ASSIGNMENT ->
State the number of lines in the listing that contain "Test". No further words are expected.

THE INPUT ->

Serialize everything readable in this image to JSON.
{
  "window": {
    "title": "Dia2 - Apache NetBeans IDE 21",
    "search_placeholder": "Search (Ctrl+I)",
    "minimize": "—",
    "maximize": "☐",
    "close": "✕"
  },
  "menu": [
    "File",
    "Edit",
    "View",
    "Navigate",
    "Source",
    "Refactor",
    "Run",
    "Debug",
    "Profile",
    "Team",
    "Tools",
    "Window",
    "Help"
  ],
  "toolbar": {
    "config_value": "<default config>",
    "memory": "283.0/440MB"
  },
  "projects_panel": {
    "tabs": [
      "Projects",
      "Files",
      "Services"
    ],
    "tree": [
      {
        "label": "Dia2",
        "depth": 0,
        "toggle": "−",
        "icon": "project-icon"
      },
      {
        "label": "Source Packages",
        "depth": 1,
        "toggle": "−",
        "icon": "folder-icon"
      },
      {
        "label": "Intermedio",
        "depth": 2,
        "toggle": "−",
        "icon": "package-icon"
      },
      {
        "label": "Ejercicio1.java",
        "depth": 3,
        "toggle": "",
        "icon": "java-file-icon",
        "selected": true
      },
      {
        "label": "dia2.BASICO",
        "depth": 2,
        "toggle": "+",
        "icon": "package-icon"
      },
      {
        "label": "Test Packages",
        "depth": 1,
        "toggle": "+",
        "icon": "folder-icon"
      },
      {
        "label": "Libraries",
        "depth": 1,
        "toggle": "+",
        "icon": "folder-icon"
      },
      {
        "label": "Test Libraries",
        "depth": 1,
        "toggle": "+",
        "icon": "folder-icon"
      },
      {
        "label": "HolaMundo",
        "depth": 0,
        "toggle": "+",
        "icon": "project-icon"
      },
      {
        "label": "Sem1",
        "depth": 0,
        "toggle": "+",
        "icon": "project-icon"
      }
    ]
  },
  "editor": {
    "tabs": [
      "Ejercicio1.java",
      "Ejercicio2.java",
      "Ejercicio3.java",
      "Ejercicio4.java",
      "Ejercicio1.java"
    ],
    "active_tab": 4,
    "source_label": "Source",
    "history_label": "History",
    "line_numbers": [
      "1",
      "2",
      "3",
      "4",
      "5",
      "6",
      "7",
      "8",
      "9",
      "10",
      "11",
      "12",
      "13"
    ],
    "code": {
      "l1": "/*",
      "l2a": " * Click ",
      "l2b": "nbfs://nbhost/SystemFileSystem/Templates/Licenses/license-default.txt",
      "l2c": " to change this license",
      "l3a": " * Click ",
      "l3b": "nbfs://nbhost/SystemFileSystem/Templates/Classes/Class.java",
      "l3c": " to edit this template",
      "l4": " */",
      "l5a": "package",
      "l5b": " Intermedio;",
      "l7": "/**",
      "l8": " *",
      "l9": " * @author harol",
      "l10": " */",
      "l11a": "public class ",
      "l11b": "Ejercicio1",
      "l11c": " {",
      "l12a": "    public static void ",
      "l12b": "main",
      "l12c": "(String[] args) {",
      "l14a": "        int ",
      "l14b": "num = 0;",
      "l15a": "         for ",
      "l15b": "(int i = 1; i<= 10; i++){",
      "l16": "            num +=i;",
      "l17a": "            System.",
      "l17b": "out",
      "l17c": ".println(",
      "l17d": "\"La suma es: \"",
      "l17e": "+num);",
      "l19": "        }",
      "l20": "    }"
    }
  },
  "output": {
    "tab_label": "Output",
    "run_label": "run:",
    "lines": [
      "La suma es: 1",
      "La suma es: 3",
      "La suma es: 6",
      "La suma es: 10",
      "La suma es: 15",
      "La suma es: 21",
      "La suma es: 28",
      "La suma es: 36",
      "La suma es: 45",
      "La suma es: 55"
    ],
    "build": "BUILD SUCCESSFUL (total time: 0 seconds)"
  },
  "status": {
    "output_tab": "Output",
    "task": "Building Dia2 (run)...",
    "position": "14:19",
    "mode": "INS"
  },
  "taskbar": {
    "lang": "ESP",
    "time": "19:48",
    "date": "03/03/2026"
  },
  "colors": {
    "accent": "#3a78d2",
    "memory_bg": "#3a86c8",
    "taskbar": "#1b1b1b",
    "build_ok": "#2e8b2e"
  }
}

ANSWER ->
2